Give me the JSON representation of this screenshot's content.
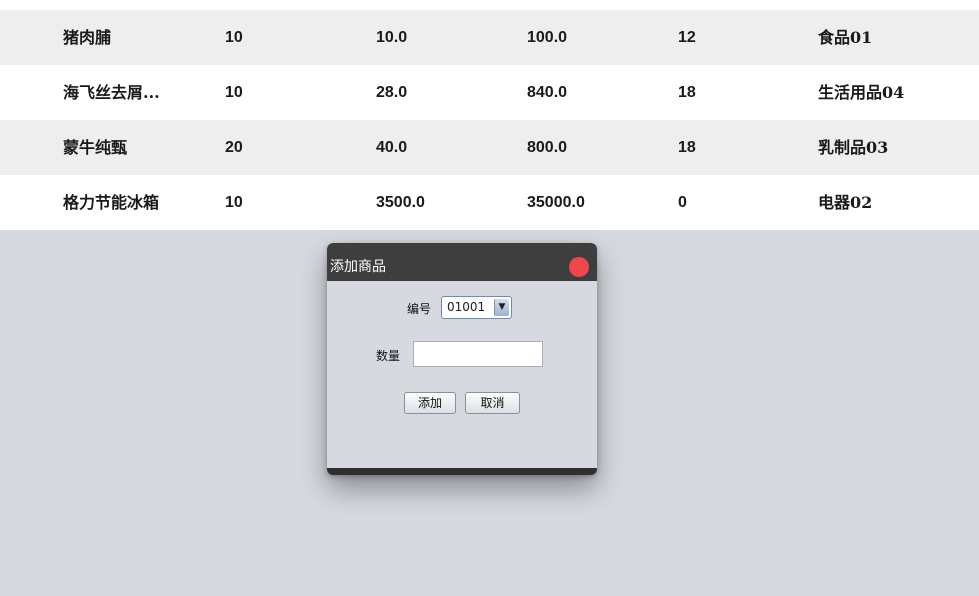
{
  "table": {
    "rows": [
      {
        "name": "猪肉脯",
        "c1": "10",
        "c2": "10.0",
        "c3": "100.0",
        "c4": "12",
        "c5": "食品01"
      },
      {
        "name": "海飞丝去屑...",
        "c1": "10",
        "c2": "28.0",
        "c3": "840.0",
        "c4": "18",
        "c5": "生活用品04"
      },
      {
        "name": "蒙牛纯甄",
        "c1": "20",
        "c2": "40.0",
        "c3": "800.0",
        "c4": "18",
        "c5": "乳制品03"
      },
      {
        "name": "格力节能冰箱",
        "c1": "10",
        "c2": "3500.0",
        "c3": "35000.0",
        "c4": "0",
        "c5": "电器02"
      }
    ]
  },
  "dialog": {
    "title": "添加商品",
    "id_label": "编号",
    "id_value": "01001",
    "qty_label": "数量",
    "qty_value": "",
    "add_label": "添加",
    "cancel_label": "取消",
    "close_color": "#f0474c"
  },
  "colors": {
    "backdrop": "#d6d9e0",
    "row_odd": "#eeeeee",
    "row_even": "#ffffff",
    "titlebar": "#3e3e3e"
  }
}
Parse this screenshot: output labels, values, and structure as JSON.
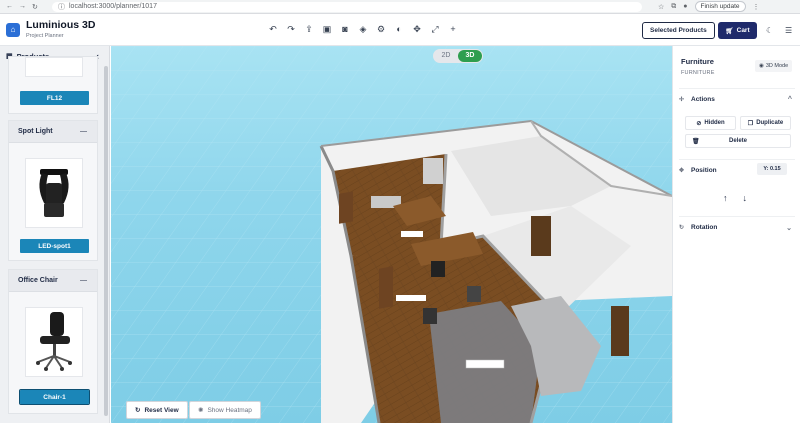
{
  "browser": {
    "url": "localhost:3000/planner/1017",
    "update_label": "Finish update"
  },
  "app": {
    "title": "Luminious 3D",
    "subtitle": "Project Planner"
  },
  "toolbar": {
    "selected_products_label": "Selected Products",
    "cart_label": "Cart",
    "tool_icons": [
      "undo-icon",
      "redo-icon",
      "upload-icon",
      "save-icon",
      "camera-icon",
      "layers-icon",
      "settings-icon",
      "palette-icon",
      "move-icon",
      "expand-icon",
      "plus-icon"
    ]
  },
  "sidebar": {
    "title": "Products",
    "items": [
      {
        "button_label": "FL12"
      },
      {
        "category": "Spot Light",
        "button_label": "LED-spot1"
      },
      {
        "category": "Office Chair",
        "button_label": "Chair-1"
      }
    ]
  },
  "viewport": {
    "mode_2d": "2D",
    "mode_3d": "3D",
    "active_mode": "3D",
    "reset_view_label": "Reset View",
    "heatmap_label": "Show Heatmap"
  },
  "panel": {
    "title": "Furniture",
    "subtitle": "FURNITURE",
    "mode_badge": "3D Mode",
    "actions": {
      "title": "Actions",
      "hidden_label": "Hidden",
      "duplicate_label": "Duplicate",
      "delete_label": "Delete"
    },
    "position": {
      "title": "Position",
      "y_value": "Y: 0.15"
    },
    "rotation": {
      "title": "Rotation"
    }
  },
  "colors": {
    "accent": "#1b86b8",
    "primary": "#1f2a6b",
    "toggle_active": "#2e9e4f",
    "sky": "#8fd6ec"
  }
}
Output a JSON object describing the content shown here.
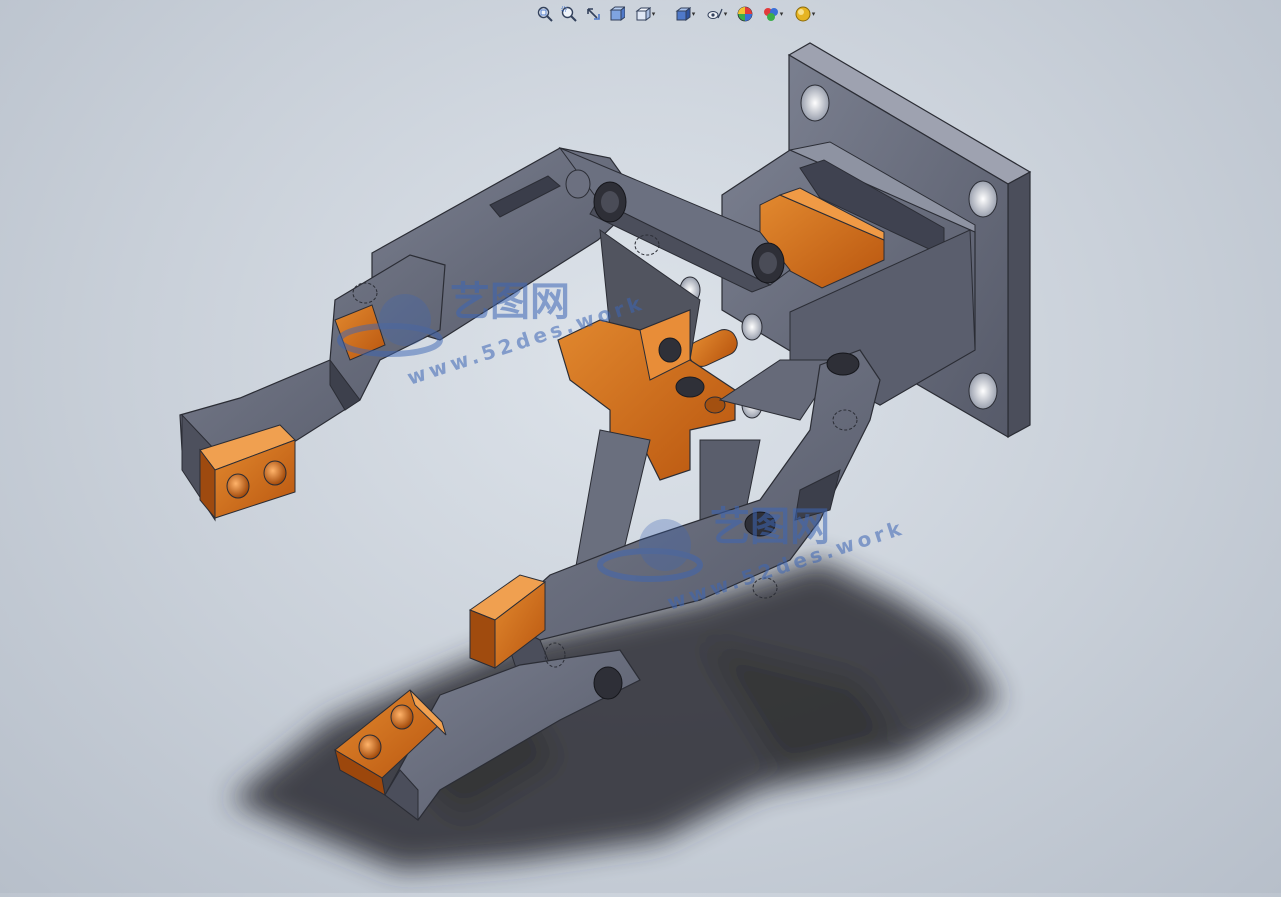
{
  "app": {
    "window_title": "",
    "view": "3D model viewport"
  },
  "toolbar": {
    "items": [
      {
        "name": "zoom-to-fit-icon",
        "dropdown": false
      },
      {
        "name": "zoom-to-area-icon",
        "dropdown": false
      },
      {
        "name": "previous-view-icon",
        "dropdown": false
      },
      {
        "name": "section-view-icon",
        "dropdown": false
      },
      {
        "name": "view-orientation-icon",
        "dropdown": true
      },
      {
        "name": "display-style-icon",
        "dropdown": true
      },
      {
        "name": "hide-show-items-icon",
        "dropdown": true
      },
      {
        "name": "edit-appearance-icon",
        "dropdown": false
      },
      {
        "name": "apply-scene-icon",
        "dropdown": true
      },
      {
        "name": "view-settings-icon",
        "dropdown": true
      }
    ],
    "caret_glyph": "▾"
  },
  "watermark": {
    "cn_text": "艺图网",
    "url_text_1": "www.52des.work",
    "url_text_2": "www.52des.work"
  },
  "colors": {
    "metal_gray": "#5c6070",
    "metal_gray_light": "#757a8a",
    "metal_gray_dark": "#454857",
    "copper": "#c8641a",
    "copper_light": "#e08530",
    "copper_dark": "#8a3f0c",
    "shadow": "#1f2024",
    "watermark_blue": "#3d66b5"
  }
}
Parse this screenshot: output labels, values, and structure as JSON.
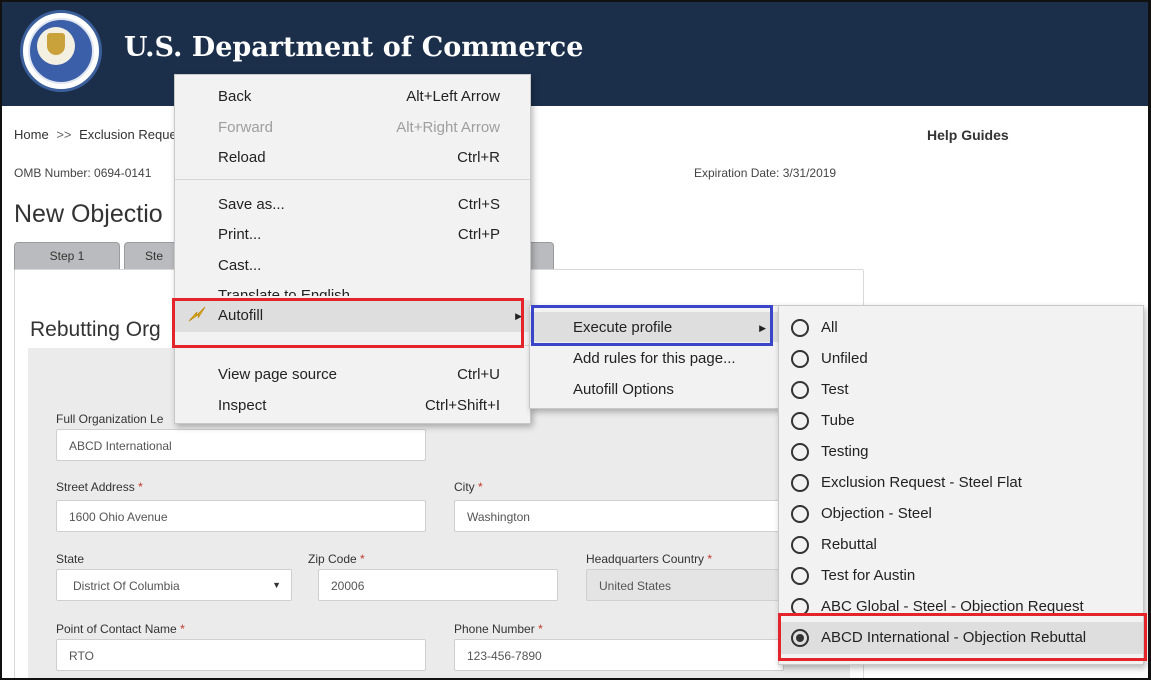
{
  "site": {
    "title": "U.S. Department of Commerce",
    "seal_alt": "Department of Commerce United States of America"
  },
  "breadcrumb": {
    "home": "Home",
    "separator": ">>",
    "current": "Exclusion Reque"
  },
  "help_link": "Help Guides",
  "omb_number": "OMB Number: 0694-0141",
  "expiration": "Expiration Date: 3/31/2019",
  "page_title": "New Objectio",
  "tabs": [
    {
      "label": "Step 1"
    },
    {
      "label": "Ste"
    },
    {
      "label": ""
    }
  ],
  "section_title": "Rebutting Org",
  "form": {
    "org_label": "Full Organization Le",
    "org_value": "ABCD International",
    "street_label": "Street Address",
    "street_value": "1600 Ohio Avenue",
    "city_label": "City",
    "city_value": "Washington",
    "state_label": "State",
    "state_value": "District Of Columbia",
    "zip_label": "Zip Code",
    "zip_value": "20006",
    "country_label": "Headquarters Country",
    "country_value": "United States",
    "poc_label": "Point of Contact Name",
    "poc_value": "RTO",
    "phone_label": "Phone Number",
    "phone_value": "123-456-7890",
    "required_mark": "*"
  },
  "context_menu": {
    "back": {
      "label": "Back",
      "shortcut": "Alt+Left Arrow"
    },
    "forward": {
      "label": "Forward",
      "shortcut": "Alt+Right Arrow"
    },
    "reload": {
      "label": "Reload",
      "shortcut": "Ctrl+R"
    },
    "save_as": {
      "label": "Save as...",
      "shortcut": "Ctrl+S"
    },
    "print": {
      "label": "Print...",
      "shortcut": "Ctrl+P"
    },
    "cast": {
      "label": "Cast..."
    },
    "translate": {
      "label": "Translate to English"
    },
    "autofill": {
      "label": "Autofill"
    },
    "view_source": {
      "label": "View page source",
      "shortcut": "Ctrl+U"
    },
    "inspect": {
      "label": "Inspect",
      "shortcut": "Ctrl+Shift+I"
    }
  },
  "autofill_menu": {
    "execute_profile": "Execute profile",
    "add_rules": "Add rules for this page...",
    "options": "Autofill Options"
  },
  "profiles": [
    {
      "label": "All",
      "selected": false
    },
    {
      "label": "Unfiled",
      "selected": false
    },
    {
      "label": "Test",
      "selected": false
    },
    {
      "label": "Tube",
      "selected": false
    },
    {
      "label": "Testing",
      "selected": false
    },
    {
      "label": "Exclusion Request - Steel Flat",
      "selected": false
    },
    {
      "label": "Objection - Steel",
      "selected": false
    },
    {
      "label": "Rebuttal",
      "selected": false
    },
    {
      "label": "Test for Austin",
      "selected": false
    },
    {
      "label": "ABC Global - Steel - Objection Request",
      "selected": false
    },
    {
      "label": "ABCD International - Objection Rebuttal",
      "selected": true
    }
  ],
  "colors": {
    "header_bg": "#1b2f4b",
    "highlight_red": "#e3242b",
    "highlight_blue": "#3a44c9"
  }
}
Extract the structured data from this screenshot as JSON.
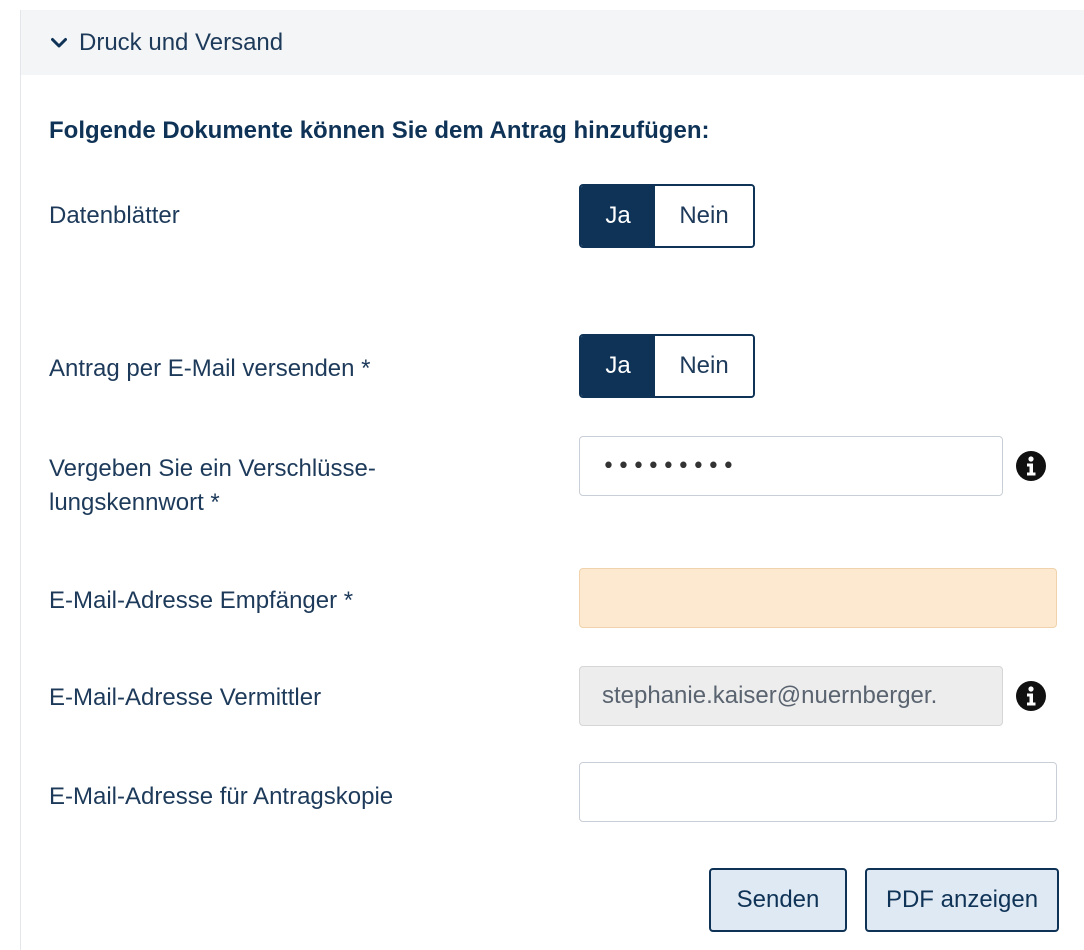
{
  "panel": {
    "title": "Druck und Versand",
    "chevron_icon": "chevron-down-icon"
  },
  "section": {
    "heading": "Folgende Dokumente können Sie dem Antrag hinzufügen:"
  },
  "rows": {
    "datenblaetter": {
      "label": "Datenblätter",
      "yes_label": "Ja",
      "no_label": "Nein",
      "selected": "Ja"
    },
    "email_versand": {
      "label": "Antrag per E-Mail versenden *",
      "yes_label": "Ja",
      "no_label": "Nein",
      "selected": "Ja"
    },
    "kennwort": {
      "label_line1": "Vergeben Sie ein Verschlüsse-",
      "label_line2": "lungskennwort *",
      "value": "•••••••••",
      "info_icon": "info-icon"
    },
    "empfaenger": {
      "label": "E-Mail-Adresse Empfänger *",
      "value": ""
    },
    "vermittler": {
      "label": "E-Mail-Adresse Vermittler",
      "value": "stephanie.kaiser@nuernberger.",
      "info_icon": "info-icon"
    },
    "kopie": {
      "label": "E-Mail-Adresse für Antragskopie",
      "value": ""
    }
  },
  "actions": {
    "send_label": "Senden",
    "pdf_label": "PDF anzeigen"
  },
  "colors": {
    "primary": "#0f3356",
    "text": "#1d3a5a",
    "warning_bg": "#fde9cf",
    "readonly_bg": "#ededed",
    "button_bg": "#dfe9f3"
  }
}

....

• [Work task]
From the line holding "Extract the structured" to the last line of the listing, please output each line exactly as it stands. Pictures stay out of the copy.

• [Solution to the problem]
Extract the structured data from this screenshot as JSON.
{
  "panel": {
    "title": "Druck und Versand",
    "chevron_icon": "chevron-down-icon"
  },
  "section": {
    "heading": "Folgende Dokumente können Sie dem Antrag hinzufügen:"
  },
  "rows": {
    "datenblaetter": {
      "label": "Datenblätter",
      "yes_label": "Ja",
      "no_label": "Nein",
      "selected": "Ja"
    },
    "email_versand": {
      "label": "Antrag per E-Mail versenden *",
      "yes_label": "Ja",
      "no_label": "Nein",
      "selected": "Ja"
    },
    "kennwort": {
      "label_line1": "Vergeben Sie ein Verschlüsse-",
      "label_line2": "lungskennwort *",
      "value": "•••••••••",
      "info_icon": "info-icon"
    },
    "empfaenger": {
      "label": "E-Mail-Adresse Empfänger *",
      "value": ""
    },
    "vermittler": {
      "label": "E-Mail-Adresse Vermittler",
      "value": "stephanie.kaiser@nuernberger.",
      "info_icon": "info-icon"
    },
    "kopie": {
      "label": "E-Mail-Adresse für Antragskopie",
      "value": ""
    }
  },
  "actions": {
    "send_label": "Senden",
    "pdf_label": "PDF anzeigen"
  },
  "colors": {
    "primary": "#0f3356",
    "text": "#1d3a5a",
    "warning_bg": "#fde9cf",
    "readonly_bg": "#ededed",
    "button_bg": "#dfe9f3"
  }
}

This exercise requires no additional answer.